If you listen to just one song today, make it “The Lakes of Canada” by The Innocence Mission (1999, from the album Birds of My Neighborhood)
After the success of their 1995 album Glow, it took the Innocence Mission four years to release their next album. Then again, there was also a four year gap between Umbrella (1991)and Glow. I guess their label was extraordinarily patient with them.
Birds of My Neighborhood is not nearly as college-radio friendly as their three previous records, and it has a very different feel to it. It’s much more folk than rock. Apart from that, it’s heavier, emotionally. They also parted ways with their drummer and didn’t bother to replace him for this record. As a result, only one song on the album has drums, and those are pretty sparse. You don’t really notice the absence of drums, though.

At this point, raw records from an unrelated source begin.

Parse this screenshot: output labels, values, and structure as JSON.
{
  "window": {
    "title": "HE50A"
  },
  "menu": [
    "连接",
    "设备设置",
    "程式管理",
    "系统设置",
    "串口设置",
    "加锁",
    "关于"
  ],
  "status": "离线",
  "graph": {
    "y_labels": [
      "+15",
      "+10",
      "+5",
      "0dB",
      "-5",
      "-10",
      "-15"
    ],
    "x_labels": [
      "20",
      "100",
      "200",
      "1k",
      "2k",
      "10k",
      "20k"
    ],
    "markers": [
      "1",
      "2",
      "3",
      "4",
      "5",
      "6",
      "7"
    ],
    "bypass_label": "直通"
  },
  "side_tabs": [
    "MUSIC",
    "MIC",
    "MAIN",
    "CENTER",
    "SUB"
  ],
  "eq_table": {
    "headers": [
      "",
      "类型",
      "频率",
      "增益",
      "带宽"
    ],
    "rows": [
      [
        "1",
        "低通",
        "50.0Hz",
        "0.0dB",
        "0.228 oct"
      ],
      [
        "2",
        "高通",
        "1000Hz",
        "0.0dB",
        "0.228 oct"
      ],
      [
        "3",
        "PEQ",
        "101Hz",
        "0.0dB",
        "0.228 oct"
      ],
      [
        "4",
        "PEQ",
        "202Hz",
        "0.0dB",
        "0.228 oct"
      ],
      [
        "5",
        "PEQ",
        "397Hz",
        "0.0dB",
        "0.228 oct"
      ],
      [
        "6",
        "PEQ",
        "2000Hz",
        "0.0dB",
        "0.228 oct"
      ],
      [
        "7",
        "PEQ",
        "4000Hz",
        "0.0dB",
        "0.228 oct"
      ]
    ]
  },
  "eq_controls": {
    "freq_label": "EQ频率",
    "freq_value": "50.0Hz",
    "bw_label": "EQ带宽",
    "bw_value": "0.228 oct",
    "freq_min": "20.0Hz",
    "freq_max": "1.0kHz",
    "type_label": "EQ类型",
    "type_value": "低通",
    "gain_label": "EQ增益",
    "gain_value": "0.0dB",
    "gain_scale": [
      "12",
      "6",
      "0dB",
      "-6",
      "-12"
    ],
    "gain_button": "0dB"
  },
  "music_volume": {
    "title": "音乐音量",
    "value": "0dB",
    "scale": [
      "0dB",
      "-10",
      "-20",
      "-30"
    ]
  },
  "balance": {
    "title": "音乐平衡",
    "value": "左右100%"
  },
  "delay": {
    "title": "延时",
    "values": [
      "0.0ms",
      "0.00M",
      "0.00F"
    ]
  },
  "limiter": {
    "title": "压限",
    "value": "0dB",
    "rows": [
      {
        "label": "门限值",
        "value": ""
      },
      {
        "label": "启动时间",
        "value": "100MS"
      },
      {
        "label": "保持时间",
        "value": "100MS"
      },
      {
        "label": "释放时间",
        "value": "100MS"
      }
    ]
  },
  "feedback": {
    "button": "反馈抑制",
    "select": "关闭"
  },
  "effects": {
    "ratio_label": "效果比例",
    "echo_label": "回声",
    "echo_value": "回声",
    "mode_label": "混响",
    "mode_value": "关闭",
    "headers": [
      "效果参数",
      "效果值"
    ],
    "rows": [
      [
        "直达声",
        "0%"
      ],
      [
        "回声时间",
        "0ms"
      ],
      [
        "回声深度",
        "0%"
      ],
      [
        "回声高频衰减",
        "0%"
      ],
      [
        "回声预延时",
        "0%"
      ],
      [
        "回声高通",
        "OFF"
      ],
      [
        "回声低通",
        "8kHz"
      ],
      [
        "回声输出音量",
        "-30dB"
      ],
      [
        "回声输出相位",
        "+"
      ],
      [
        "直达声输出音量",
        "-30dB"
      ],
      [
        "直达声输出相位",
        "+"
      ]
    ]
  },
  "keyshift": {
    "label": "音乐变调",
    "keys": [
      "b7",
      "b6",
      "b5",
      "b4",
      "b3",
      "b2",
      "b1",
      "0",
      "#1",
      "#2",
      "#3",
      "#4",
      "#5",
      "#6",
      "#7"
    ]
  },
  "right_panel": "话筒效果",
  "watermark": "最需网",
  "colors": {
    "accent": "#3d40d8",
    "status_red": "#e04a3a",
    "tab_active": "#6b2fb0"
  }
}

This song is Karen Peris at her finest. Wonderfully written. Simple and complex at the same time. I love that it’s acoustic. I love the doubled vocals in the chorus. It’s really peaceful, and yet it evokes some sadness at the same time.
I don’t know whether “rowing on the lakes of Canada” is supposed to represent some spiritual journey. I don’t know if she’s rowing to get away from the “laughing man”, who told her that “it” couldn’t be done. Whatever “it” is. I don’t know if it’s supposed to represent some sort of escape from the real world. I don’t know if it’s supposed to represent anything at all.
Sufjan Stevens, who famously covered this song in breathtaking fashion, had a lot to say about the song.
(The) Lakes of Canada’ creates an environment both terrifying and familiar using sensory language: incandescent bulbs and rowboats are made palpable by careful rhythms, unobtrusive rhyme schemes, and specificity of language. What is so remarkable about Karen Peris’ lyrics are the economy of words, concrete nouns – fish, flashlight, laughing man – which come to life with melodies that dance around the scale like sea creatures. Panic and joy, a terrible sense of awe, the dark indentations of memory all come together at once, accompanied by the joyful strum of an acoustic guitar. This is a song in which everyday objects begin to have tremendous meaning.
Unobtrusive rhyme schemes? Sea creatures? Okay.
After Sufjan’s cover (in 2007) gave this song more attention than it had ever gotten on its own, thousands of young girls (mostly girls, anyway) posted to youtube their own covers of the song. On guitar, on banjo, on ukelele. You name it. Most of these girls can neither sing nor play their instrument. I’ve watched a lot of them. I mean A LOT of them. They’re mostly painfully bad.
Here’s one cover that I think is quite good. And it showed up before Sufjan made it famous.
For a few years, this album was out of print. Thankfully, Mark Kozelek’s label, Badman Records, has remastered and reissued this album, which you can buy here.